Own: I do not own my child. I am responsible to and for her, but there is no ownership. Too many new parents treat their kids like property, instead of the little people in training they are.
Promises: If I make one to my child, I damn well better follow through.
Quiet: Silence will become alien to you. (What’s that? No crying, laughing, scuffling across the floor? Now I can’t sleep!)
Regret: This will hit you when you least expect it. You’ll scroll through all of the woulda/shoulda/coulda nuggets of “What if I didn’t have a kid?” Regret is just the ego’s last effort to assert superiority in your life. Take a breath and let it go. If this doesn’t work, think about how you’d feel without your kid.
S = Simplicity: You don’t have to be Robin Williams in Mrs. Doubtfire with your kid/s. There is no reason that every interaction with them has to become some kind of mass production.
Touch: Touch your child. Hug her, kiss her. You will both benefit.

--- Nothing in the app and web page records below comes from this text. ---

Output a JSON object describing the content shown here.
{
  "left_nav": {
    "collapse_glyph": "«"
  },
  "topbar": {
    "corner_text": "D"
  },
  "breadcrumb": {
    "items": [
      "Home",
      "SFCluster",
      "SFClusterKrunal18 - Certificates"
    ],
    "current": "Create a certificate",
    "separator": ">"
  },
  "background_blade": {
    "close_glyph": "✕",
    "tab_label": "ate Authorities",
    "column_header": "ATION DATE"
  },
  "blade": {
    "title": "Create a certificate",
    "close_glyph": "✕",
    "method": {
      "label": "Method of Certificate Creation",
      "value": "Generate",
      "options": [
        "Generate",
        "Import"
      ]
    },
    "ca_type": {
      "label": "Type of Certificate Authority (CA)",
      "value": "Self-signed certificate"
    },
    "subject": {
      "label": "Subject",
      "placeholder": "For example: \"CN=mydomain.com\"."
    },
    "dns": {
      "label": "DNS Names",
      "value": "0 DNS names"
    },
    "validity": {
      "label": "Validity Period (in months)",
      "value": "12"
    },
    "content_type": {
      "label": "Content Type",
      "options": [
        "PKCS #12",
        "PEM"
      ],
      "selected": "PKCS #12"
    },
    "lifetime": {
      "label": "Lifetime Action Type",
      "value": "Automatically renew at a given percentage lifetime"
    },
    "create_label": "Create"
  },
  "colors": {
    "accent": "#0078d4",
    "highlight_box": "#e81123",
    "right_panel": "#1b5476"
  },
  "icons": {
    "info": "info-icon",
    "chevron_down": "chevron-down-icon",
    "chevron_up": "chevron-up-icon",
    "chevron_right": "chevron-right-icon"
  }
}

Unavoidable: Things will break, get messy, get lost, and it will be your kid’s fault. I had $73 dollars almost flushed down the toilet, until I caught her and she told me, “This paper doesn’t disappear like toilet paper.”
Vision: What kind of world do you want for your child? And what are you doing to make this happen?
Women: Respect them. If you have a son, he’ll learn from you. If you have a daughter, she’ll have a clear picture of how she should be treated.
X: The unknown. You have no idea where your fatherhood will take you. And that’s okay.
Youth: No matter how old you are, you have to think young. You have to play young (if your body can take it), and you have to have a young outlook. This helps you to see a long and healthy future for you and your family.
Zealous: This is how I approach the safety and security of my child. If a mountain falls, I’ll shield her. If her dignity is impinged upon, I’ll redress it. From birth until the inevitable, I will attempt to be the epitome of fatherhood. Everything that I do is in the service of being a better father… and in return, I’m becoming a better man.
Shawn Taylor is the author of Big Black Penis: Misadventures in Race and Masculinity, and People’s Instinctive Travels and the Paths of Rhythm. He lives in the San Francisco Bay area with his wife and daughter, and can be found sporadically on Twitter @reallovepunk.